He would serve as president of the Minnesota Broadcasters Association and be named an Iowa Broadcaster of the Year; he co-founded the Pavek Museum and was on the radio board of the NAB.
Hedberg sold his radio holdings in 1999. As happy as he is in retirement, my sense is that the radio bug never left him. In a cover note to me, Hedberg wrote that reading Radio World often “makes me want to buy a station and get back in the biz.” And on his book’s last page he writes about tears swelling in his eyes sometimes when he thinks about his time in broadcasting. You gotta like a guy like that.
(An interesting juxtaposition: The LPFM rollout I mentioned earlier was one of the factors that Hedberg, a lifelong broadcaster, mentions for selling when he did.)

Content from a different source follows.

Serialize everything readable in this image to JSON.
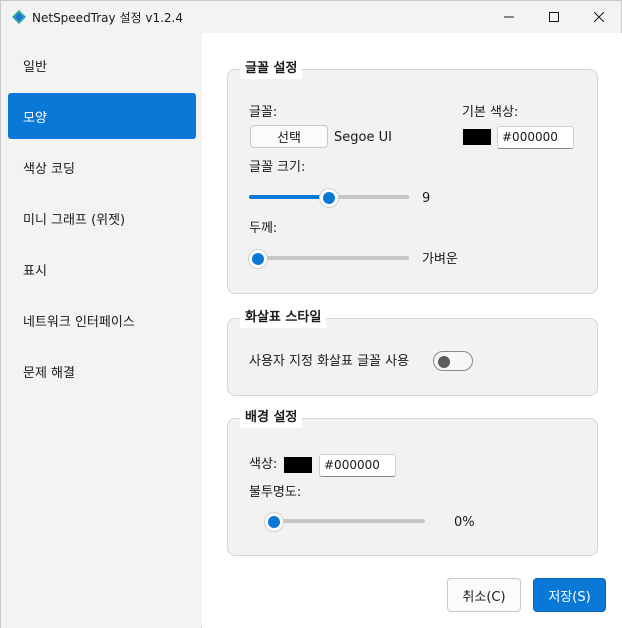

This is not a slick production, it’s a brief, personal book about a radio life and family. The cost is $19.95 plus tax and shipping; all of the proceeds benefit the museum. Visit www.pavekmuseum.org/HedbergBook.html.
It periodically mails a brochure featuring nothing but books about music and radio; and Editor David Alff writes there that he welcomes ideas for manuscripts about these topics.
McFarland & Co. publishes academic and non-fiction books like 2014’s “The Birth of Top 40 Radio.”
Among recent radio books offered by McFarland are “Radio Journalism in America” and “Musicmakers of Network Radio,” both written by Jim Cox; “Broadcasting Baseball” by Eldon H. Ham; “George Burns: An American Life” by Lawrence J. Epstein; and “The Early Shortwave Stations” by Jerome S. Berg, a book I’ve mentioned before.
The most recent mailing from McFarland featured more than 80 radio titles. Many are about golden age radio programs, but the topics also include modern radio, Cold War radio, sound effects, Christian radio, payola and amateur radio.
Visit www.mcfarlandpub.com and search keyword radio.
And I can’t write a book column without mentioning Arcadia Publishing’s “Images of America” series, including its radio-themed photo books.
Once again, a writer with a connection to Radio World is involved; this time it’s Peter King Steinhaus. He and his brother Rick Sommers Steinhaus have written “Ithaca Radio,” telling stories through vintage photos and anecdotes — about WHCU(AM), WTKO(AM), WVBR(AM/FM) and WICB (AM/FM), and about people with connections to Ithaca radio like Dave Ross, Pam Coulter, Keith Olbermann, Doug “Greaseman” Tracht, Stacey Cahn, Bettina Gregory, Bob Kur and Bill Diehl. Olbermann wrote the introduction.
As always, plenty of superb pix of old studios and gear. The softcover lists for $21.99.
Send me your own book suggestions. Emailradioworld@nbmedia.com.